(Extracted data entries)
################
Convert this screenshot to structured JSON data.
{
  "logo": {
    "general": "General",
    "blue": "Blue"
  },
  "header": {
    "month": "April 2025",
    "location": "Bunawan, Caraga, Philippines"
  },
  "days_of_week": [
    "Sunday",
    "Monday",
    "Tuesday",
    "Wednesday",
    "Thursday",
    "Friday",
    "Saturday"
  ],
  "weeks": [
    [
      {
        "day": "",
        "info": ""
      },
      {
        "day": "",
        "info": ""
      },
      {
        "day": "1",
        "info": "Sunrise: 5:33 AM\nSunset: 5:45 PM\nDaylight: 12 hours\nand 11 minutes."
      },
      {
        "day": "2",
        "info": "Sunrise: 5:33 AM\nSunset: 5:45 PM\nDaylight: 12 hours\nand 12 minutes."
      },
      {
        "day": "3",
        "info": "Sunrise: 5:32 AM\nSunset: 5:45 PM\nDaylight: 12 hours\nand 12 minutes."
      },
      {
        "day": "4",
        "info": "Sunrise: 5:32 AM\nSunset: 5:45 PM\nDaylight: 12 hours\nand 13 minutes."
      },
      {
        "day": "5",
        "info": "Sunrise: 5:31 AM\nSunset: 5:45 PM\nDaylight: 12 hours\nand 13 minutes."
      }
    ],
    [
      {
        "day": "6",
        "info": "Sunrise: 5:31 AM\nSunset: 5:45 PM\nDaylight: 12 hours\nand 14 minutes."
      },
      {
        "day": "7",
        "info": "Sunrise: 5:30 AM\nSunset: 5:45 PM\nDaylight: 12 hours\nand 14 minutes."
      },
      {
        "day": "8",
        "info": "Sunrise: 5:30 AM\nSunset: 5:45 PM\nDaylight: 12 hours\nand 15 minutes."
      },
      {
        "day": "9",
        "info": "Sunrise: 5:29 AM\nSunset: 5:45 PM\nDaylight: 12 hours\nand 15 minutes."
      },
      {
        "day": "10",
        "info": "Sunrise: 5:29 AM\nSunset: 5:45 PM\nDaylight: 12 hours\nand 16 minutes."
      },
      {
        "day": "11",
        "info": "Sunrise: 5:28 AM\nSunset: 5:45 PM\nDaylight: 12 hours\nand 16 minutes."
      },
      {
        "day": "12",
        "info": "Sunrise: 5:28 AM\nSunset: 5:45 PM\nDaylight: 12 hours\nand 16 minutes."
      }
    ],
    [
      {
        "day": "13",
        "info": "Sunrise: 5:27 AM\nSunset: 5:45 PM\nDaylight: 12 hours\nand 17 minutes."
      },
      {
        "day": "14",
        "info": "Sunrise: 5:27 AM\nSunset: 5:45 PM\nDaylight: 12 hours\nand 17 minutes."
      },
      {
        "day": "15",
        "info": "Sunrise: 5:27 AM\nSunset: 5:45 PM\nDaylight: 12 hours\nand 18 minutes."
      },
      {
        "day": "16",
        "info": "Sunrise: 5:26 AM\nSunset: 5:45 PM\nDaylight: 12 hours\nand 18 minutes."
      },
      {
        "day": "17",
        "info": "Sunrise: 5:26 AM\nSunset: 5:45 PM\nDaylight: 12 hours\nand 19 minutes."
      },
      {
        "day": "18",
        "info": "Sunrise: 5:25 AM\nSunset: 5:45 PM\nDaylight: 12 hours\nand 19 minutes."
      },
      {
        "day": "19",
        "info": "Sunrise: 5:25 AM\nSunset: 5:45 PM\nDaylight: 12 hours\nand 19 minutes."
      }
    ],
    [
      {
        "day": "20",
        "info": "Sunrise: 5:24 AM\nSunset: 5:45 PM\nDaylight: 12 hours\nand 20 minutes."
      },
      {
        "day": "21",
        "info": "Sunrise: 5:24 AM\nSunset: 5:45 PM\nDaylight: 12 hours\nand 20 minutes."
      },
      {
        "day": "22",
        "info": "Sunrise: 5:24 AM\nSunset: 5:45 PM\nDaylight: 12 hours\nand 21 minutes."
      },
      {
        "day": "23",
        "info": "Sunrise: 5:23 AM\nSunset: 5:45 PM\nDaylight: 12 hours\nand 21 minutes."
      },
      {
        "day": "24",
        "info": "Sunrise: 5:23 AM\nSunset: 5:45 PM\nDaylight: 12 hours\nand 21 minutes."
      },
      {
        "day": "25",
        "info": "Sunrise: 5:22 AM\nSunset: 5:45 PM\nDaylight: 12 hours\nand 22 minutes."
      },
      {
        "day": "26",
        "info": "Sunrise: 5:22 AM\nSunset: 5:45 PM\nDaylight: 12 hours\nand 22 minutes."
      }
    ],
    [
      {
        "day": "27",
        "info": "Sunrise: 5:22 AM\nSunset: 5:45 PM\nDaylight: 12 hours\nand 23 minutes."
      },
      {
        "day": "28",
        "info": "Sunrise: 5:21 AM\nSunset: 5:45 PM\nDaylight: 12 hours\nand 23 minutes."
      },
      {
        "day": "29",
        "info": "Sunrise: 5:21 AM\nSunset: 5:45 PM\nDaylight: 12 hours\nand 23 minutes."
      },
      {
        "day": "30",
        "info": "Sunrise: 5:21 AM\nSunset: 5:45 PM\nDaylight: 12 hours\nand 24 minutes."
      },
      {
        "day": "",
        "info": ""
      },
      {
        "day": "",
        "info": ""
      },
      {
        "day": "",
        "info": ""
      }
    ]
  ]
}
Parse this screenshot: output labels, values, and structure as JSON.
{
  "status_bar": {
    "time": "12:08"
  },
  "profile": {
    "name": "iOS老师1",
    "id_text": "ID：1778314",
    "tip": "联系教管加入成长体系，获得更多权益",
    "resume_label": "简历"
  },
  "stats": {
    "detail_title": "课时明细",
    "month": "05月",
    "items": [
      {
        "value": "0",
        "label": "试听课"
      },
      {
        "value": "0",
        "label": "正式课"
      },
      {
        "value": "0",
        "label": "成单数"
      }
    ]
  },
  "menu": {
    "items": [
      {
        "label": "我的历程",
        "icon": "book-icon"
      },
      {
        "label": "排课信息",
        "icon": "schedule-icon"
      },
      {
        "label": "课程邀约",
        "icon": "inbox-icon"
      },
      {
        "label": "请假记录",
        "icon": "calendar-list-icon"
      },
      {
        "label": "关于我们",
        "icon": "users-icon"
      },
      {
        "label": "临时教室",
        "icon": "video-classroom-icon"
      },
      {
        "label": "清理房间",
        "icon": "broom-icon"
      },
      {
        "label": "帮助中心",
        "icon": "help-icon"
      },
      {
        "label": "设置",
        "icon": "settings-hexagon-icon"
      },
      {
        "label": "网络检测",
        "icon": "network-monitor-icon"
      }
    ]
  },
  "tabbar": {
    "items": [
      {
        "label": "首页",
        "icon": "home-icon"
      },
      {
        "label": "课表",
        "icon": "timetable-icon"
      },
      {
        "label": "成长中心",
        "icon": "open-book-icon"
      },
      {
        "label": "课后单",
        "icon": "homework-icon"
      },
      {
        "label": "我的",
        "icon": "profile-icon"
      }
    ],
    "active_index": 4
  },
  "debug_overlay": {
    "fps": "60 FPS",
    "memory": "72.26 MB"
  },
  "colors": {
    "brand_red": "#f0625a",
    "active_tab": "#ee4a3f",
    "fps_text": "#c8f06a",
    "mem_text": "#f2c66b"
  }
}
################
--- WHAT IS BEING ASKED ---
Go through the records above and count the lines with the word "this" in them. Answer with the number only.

--- ANSWER AREA ---
2